Until nepotism and conflict of interests, which are the fundamentals of corruption are criminalised unambiguously in our laws, the war on corruption has not even begun.


The current characterisation of the Malabu Oil deal as a fraud and the consequent stigmatisation of Mohammed Bello Adoke as its poster boy have only obscured the facts of the matter, while promoting fictions that have further mystified the whole affair. The Malabu Oil deal is not so different from the business transaction between T.Y. Danjuma’s South Atlantic Petroleum, when $2 billion was paid by Chinese investors for a sizeable stake in its OPL 246. Similarly, Folorunso Alakija became the richest woman in Africa when her company, Famfa Oil received from Chevron a huge amount of money for a divested stake on its Agbami fields oil block. In each of these cases, only the fixed signature bonus of $20 million was paid to the federal government. Therefore, the criminal prosecution of Bello Adoke for his role in brokering the Malabu oil deal is nothing but persecution in a war on corruption that is selective and highly politicised.

There is no doubt that all is not very well with the Malabu Oil affair. However, what is wrong is not the role of the former AGF Bello Adoke in the implementation of an agreement that was entered into by the Obasanjo administration, which was binding, but the allocation of the oil block in the first place by the Abacha family to a company it had interests in. Until nepotism and conflict of interests, which are the fundamentals of corruption are criminalised unambiguously in our laws, the war on corruption has not even begun.
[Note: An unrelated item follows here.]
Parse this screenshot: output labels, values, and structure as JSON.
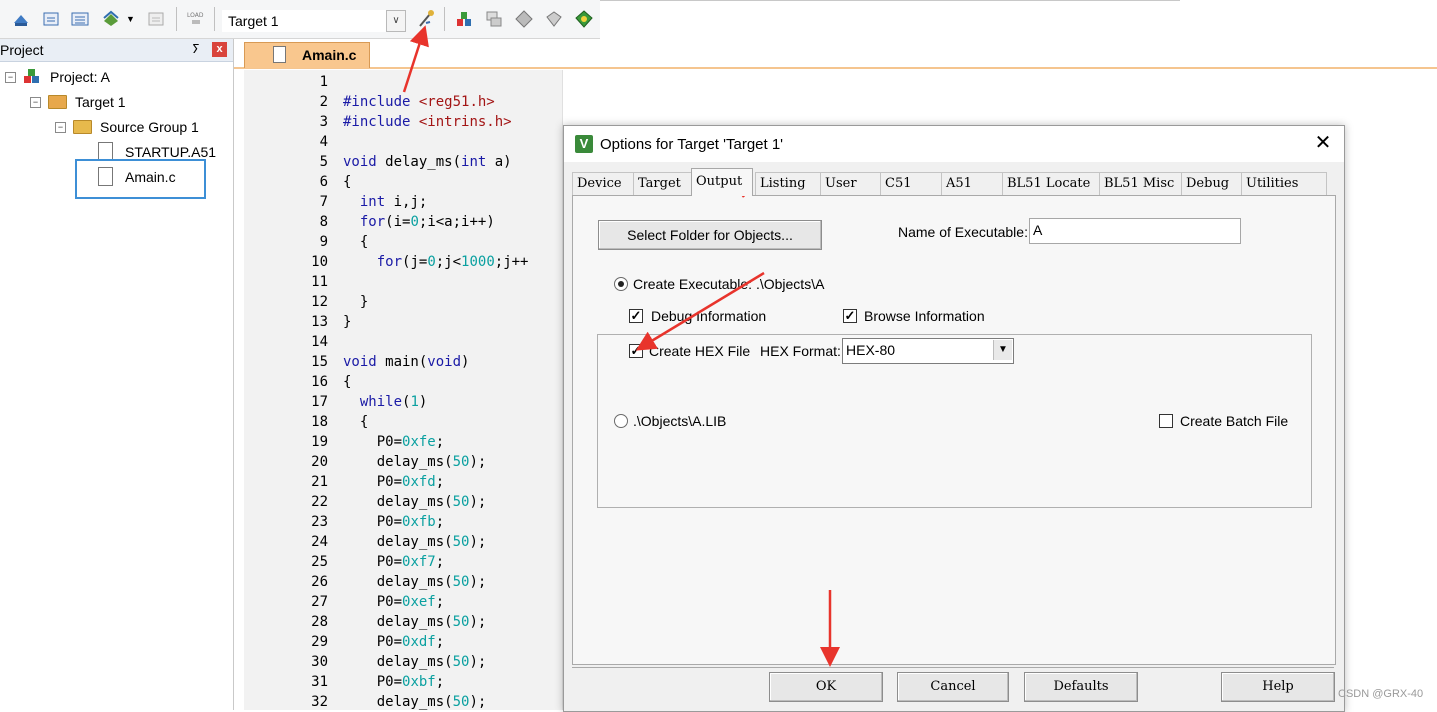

Majeed Dahiru, a public affairs analyst, writes from Abuja and can be reached through dahirumajeed@gmail.com.